AIM OF THE TASK => From the entries below, extract every line that includes the word "heading".

Collected data entries:
○ ○ ○
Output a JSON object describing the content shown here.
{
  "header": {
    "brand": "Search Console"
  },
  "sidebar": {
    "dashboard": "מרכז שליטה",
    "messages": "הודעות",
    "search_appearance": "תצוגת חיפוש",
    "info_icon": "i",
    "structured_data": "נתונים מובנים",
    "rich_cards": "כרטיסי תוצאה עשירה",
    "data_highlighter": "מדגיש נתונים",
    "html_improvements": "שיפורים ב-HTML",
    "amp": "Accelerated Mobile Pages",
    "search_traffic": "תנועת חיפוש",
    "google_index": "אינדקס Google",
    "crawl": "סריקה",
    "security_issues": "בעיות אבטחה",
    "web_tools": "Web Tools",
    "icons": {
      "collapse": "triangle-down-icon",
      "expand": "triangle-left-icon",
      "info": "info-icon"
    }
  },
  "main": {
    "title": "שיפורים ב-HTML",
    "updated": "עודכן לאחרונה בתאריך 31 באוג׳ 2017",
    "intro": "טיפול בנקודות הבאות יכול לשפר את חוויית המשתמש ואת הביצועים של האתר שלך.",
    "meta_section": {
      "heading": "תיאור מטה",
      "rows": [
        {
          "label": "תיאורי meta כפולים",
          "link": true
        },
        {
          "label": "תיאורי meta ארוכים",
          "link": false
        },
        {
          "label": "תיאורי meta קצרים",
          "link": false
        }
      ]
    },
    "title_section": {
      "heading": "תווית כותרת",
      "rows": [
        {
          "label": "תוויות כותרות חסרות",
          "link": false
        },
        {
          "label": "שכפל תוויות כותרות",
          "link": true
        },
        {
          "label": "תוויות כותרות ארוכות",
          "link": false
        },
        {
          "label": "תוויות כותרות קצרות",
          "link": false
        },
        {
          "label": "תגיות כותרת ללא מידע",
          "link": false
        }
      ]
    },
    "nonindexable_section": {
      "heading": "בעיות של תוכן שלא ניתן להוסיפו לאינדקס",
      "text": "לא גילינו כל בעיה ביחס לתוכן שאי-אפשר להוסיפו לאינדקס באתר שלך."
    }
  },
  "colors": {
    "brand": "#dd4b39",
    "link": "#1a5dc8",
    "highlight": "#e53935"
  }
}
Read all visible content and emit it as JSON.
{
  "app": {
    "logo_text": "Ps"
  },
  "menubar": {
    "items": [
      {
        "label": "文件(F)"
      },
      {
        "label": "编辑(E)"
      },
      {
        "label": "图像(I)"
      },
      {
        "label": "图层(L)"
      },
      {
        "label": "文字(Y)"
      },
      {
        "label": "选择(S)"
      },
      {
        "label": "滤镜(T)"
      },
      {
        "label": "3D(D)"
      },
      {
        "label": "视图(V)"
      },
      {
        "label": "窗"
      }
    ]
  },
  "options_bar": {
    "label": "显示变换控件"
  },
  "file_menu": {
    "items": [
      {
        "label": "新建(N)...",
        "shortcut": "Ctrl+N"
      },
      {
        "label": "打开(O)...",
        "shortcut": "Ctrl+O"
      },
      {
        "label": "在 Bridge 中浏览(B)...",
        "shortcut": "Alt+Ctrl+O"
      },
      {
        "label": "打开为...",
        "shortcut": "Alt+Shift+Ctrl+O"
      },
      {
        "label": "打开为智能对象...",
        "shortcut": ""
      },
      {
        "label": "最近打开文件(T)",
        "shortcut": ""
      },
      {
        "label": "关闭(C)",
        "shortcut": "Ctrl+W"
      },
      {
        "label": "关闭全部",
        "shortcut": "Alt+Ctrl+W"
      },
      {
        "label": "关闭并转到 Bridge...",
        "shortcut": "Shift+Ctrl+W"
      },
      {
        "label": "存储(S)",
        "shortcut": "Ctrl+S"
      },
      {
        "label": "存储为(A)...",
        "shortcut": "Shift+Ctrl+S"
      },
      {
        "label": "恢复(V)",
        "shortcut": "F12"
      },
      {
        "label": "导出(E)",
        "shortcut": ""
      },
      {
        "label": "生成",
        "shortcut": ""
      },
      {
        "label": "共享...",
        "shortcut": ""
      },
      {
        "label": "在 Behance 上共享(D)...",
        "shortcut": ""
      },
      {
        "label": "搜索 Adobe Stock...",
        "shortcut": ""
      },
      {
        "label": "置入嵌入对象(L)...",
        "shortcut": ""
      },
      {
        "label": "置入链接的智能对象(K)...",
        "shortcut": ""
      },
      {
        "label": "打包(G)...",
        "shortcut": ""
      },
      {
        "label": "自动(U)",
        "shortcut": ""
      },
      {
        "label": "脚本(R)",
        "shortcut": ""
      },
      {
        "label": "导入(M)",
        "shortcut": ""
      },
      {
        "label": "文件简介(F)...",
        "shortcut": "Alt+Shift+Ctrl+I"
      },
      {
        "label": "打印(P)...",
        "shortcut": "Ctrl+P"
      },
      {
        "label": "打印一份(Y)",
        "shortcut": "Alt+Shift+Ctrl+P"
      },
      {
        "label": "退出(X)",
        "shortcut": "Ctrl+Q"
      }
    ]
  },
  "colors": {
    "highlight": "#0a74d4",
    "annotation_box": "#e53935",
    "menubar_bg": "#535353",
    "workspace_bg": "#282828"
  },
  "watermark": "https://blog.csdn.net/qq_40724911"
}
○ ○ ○
EXPECTED ANSWER =>
      "heading": "תיאור מטה",
      "heading": "תווית כותרת",
      "heading": "בעיות של תוכן שלא ניתן להוסיפו לאינדקס",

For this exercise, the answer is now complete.